One particular group of kids got very excited about my camera, so I took a group photo of them. I’ll never forget them passing my camera around to look at the photo, and the look of puzzlement on one boys face. I saw him look at the photo, then look at the other kids a few times. When I asked him what was wrong, he shyly whispered “which one is me?” while pointing at the camera screen. I realized he was trying to use the process of elimination with the faces around him to determine which kid in the photo was himself. My brain exploded thinking “how do you not know what you look like?!?”. Then I quickly realized I hadn’t seen a mirror since I arrived to the village (there were no vehicles around). He legitimately had probably never had a clear look at his reflection.
That event made me realize how insanely different my upbringing was, and made me wildly curious about everything.
Later in the afternoon I was wandering around the village, and saw a man looking ecstatic adding two more bricks to his barely built house. I’d noticed that many houses in the area were only partially built, yet families were staying in them. I felt bold enough to ask why.
He was nice, and explained that it was different in his village than it was in the city. You don’t buy and finance a house; there’s no access to such things. Instead, you buy walls as you can afford them. Once you’ve earned enough, you have a complete house.
I walked back to where I was staying with my mind reeling about the day. I had no interest in finance yet at that point in my life, and hadn’t gone to university yet to rack up debt. However, I understood enough to know it was drastically different than my Canadian lifestyle. It’s fascinating how when something is ingrained as “normal” you never question an alternative.

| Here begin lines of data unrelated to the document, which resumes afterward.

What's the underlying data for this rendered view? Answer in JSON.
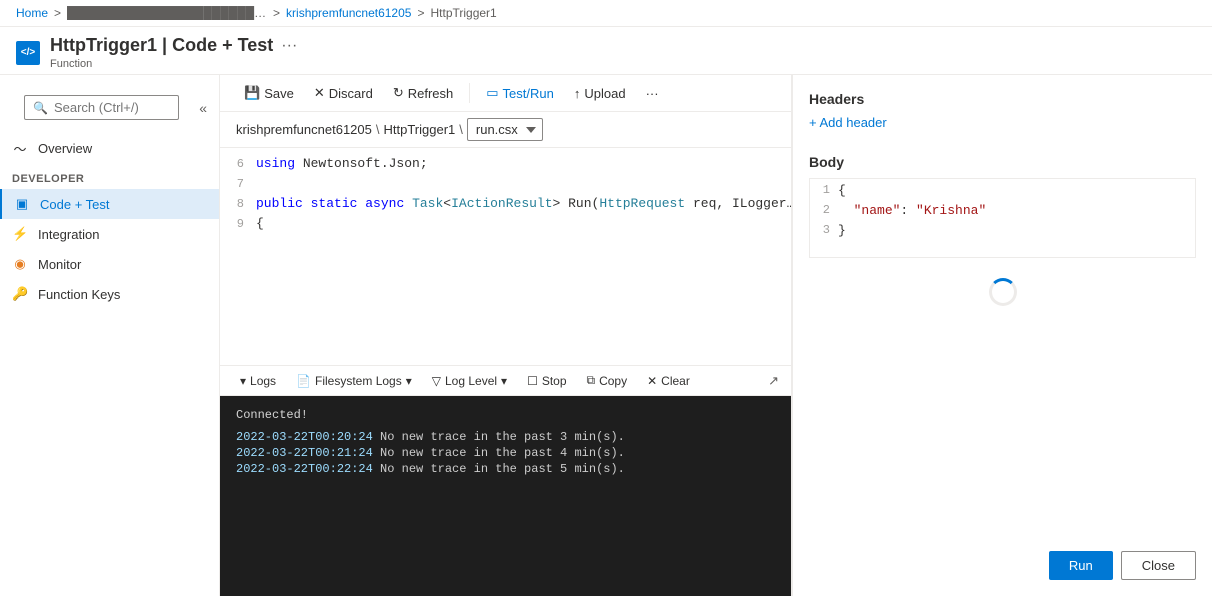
{
  "breadcrumb": {
    "home": "Home",
    "separator": ">",
    "resource": "krishpremfuncnet61205",
    "function": "HttpTrigger1"
  },
  "title": {
    "icon": "</>",
    "name": "HttpTrigger1",
    "separator": "|",
    "subtitle_part": "Code + Test",
    "more": "···",
    "label": "Function"
  },
  "sidebar": {
    "search_placeholder": "Search (Ctrl+/)",
    "collapse_label": "«",
    "section_label": "Developer",
    "items": [
      {
        "id": "overview",
        "label": "Overview",
        "icon": "~"
      },
      {
        "id": "code-test",
        "label": "Code + Test",
        "icon": "▣",
        "active": true
      },
      {
        "id": "integration",
        "label": "Integration",
        "icon": "⚡"
      },
      {
        "id": "monitor",
        "label": "Monitor",
        "icon": "◉"
      },
      {
        "id": "function-keys",
        "label": "Function Keys",
        "icon": "🔑"
      }
    ]
  },
  "toolbar": {
    "save": "Save",
    "discard": "Discard",
    "refresh": "Refresh",
    "test_run": "Test/Run",
    "upload": "Upload",
    "more": "···"
  },
  "code_breadcrumb": {
    "resource": "krishpremfuncnet61205",
    "function": "HttpTrigger1",
    "file": "run.csx"
  },
  "code_lines": [
    {
      "num": "6",
      "content": "using Newtonsoft.Json;"
    },
    {
      "num": "7",
      "content": ""
    },
    {
      "num": "8",
      "content": "public static async Task<IActionResult> Run(HttpRequest req, ILogger"
    },
    {
      "num": "9",
      "content": "{"
    }
  ],
  "logs_toolbar": {
    "logs": "Logs",
    "filesystem_logs": "Filesystem Logs",
    "log_level": "Log Level",
    "stop": "Stop",
    "copy": "Copy",
    "clear": "Clear"
  },
  "terminal": {
    "connected": "Connected!",
    "lines": [
      "2022-03-22T00:20:24  No new trace in the past 3 min(s).",
      "2022-03-22T00:21:24  No new trace in the past 4 min(s).",
      "2022-03-22T00:22:24  No new trace in the past 5 min(s)."
    ]
  },
  "right_panel": {
    "headers_title": "Headers",
    "add_header": "+ Add header",
    "body_title": "Body",
    "body_lines": [
      {
        "num": "1",
        "content": "{"
      },
      {
        "num": "2",
        "content": "  \"name\": \"Krishna\""
      },
      {
        "num": "3",
        "content": "}"
      }
    ],
    "run_btn": "Run",
    "close_btn": "Close"
  }
}
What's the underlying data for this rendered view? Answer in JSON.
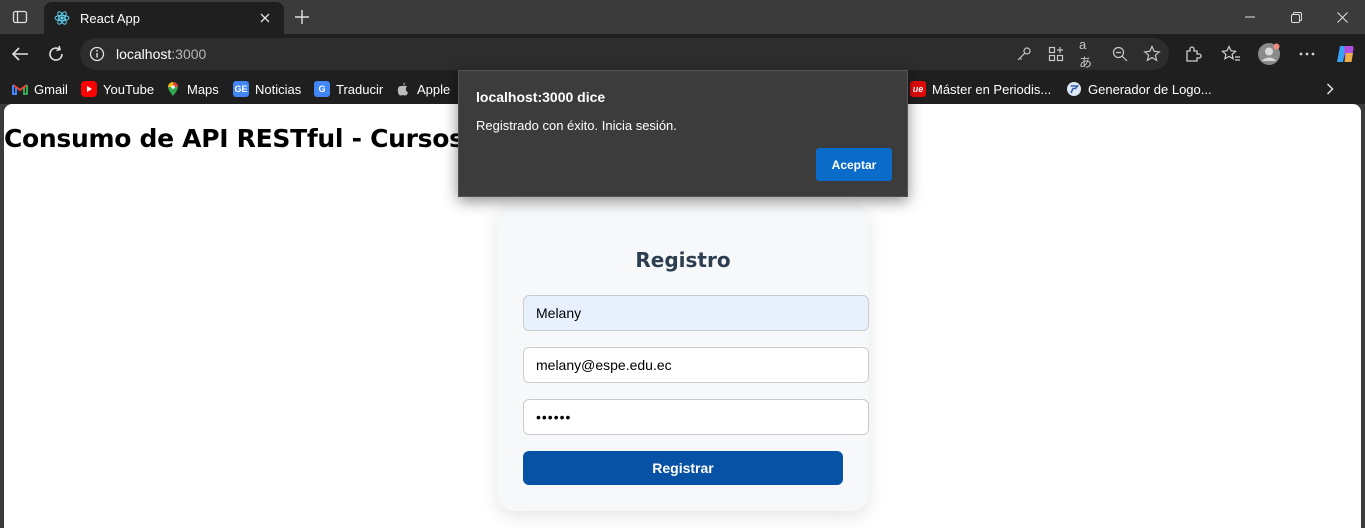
{
  "browser": {
    "tab": {
      "title": "React App"
    },
    "url": {
      "host": "localhost",
      "port": ":3000"
    }
  },
  "bookmarks": [
    {
      "label": "Gmail",
      "icon": "gmail-icon",
      "color": "#ea4335"
    },
    {
      "label": "YouTube",
      "icon": "youtube-icon",
      "color": "#ff0000"
    },
    {
      "label": "Maps",
      "icon": "maps-icon",
      "color": "#34a853"
    },
    {
      "label": "Noticias",
      "icon": "news-icon",
      "color": "#4285f4"
    },
    {
      "label": "Traducir",
      "icon": "translate-icon",
      "color": "#4285f4"
    },
    {
      "label": "Apple",
      "icon": "apple-icon",
      "color": "#aaaaaa"
    },
    {
      "label": "Máster en Periodis...",
      "icon": "ue-icon",
      "color": "#e10a0a"
    },
    {
      "label": "Generador de Logo...",
      "icon": "logo-generator-icon",
      "color": "#5b8def"
    }
  ],
  "page": {
    "heading": "Consumo de API RESTful - Cursos Mor"
  },
  "form": {
    "title": "Registro",
    "name_value": "Melany",
    "email_value": "melany@espe.edu.ec",
    "password_value": "••••••",
    "submit_label": "Registrar"
  },
  "dialog": {
    "title": "localhost:3000 dice",
    "message": "Registrado con éxito. Inicia sesión.",
    "accept_label": "Aceptar"
  },
  "colors": {
    "primary_button": "#0852a6",
    "dialog_button": "#0a6bc8",
    "autofill_bg": "#e8f0fe"
  }
}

How lovely is it here that you can go to a bank, sign some papers and promise to pay them, and they’ll let you live in a complete house for 25+ years while you pay it off?? (While charging you crazy amounts of interest for the privilege, of course).
Don’t worry; I’m not suggesting that we change methods and build as we can afford bricks. I live in Edmonton where the winters would likely kill me.
However, just think for a second: if all access to credit (credit cards, car loans, lines of credit, mortgages) went away, how would your spending change?
If you had to physically have the money before you could purchase something, what would or wouldn’t you buy anymore?
You would likely buy a more reasonable home. You would likely drive a less fancy car. Perhaps you’d cook more and eat at restaurants less.
You may not have the fanciest of things, but you would outright own everything you have. It would force you to live within your means. You would not have debt.
I’m not someone who considers debt all bad. I didn’t grow up in enough privilege to attend university without accessing student loans. I’m also glad mortgages exist for the people who want to own a home because I believe everyone should have a safe roof over their head (and access to safe water).
However, I also think you should sit back every once in awhile and challenge “normal”. The multitude of access points to credit can be extremely useful when used correctly, but can cause massive issues when we sign on the dotted line without really thinking it through.
Can you really afford that thing you’re about to swipe on? Or are you banking on future you paying for it?
What if credit didn’t exist?
Using debt to buy things that we can’t (yet?) afford is so common place that we often do it without conscious thought. However it was not always this way (ask your grandparents). It wasn’t a question of whether you could afford the monthly payment; it was a question of whether you could afford the ITEM!
Try to live on the money you have in your wallet or checking account for the next two weeks. Could you do it? How about for a year?
If your chest tightens at the thought of not having access to credit, you’re likely someone who needs to consider it the most.
To binge-read all post’s I’ve written, look here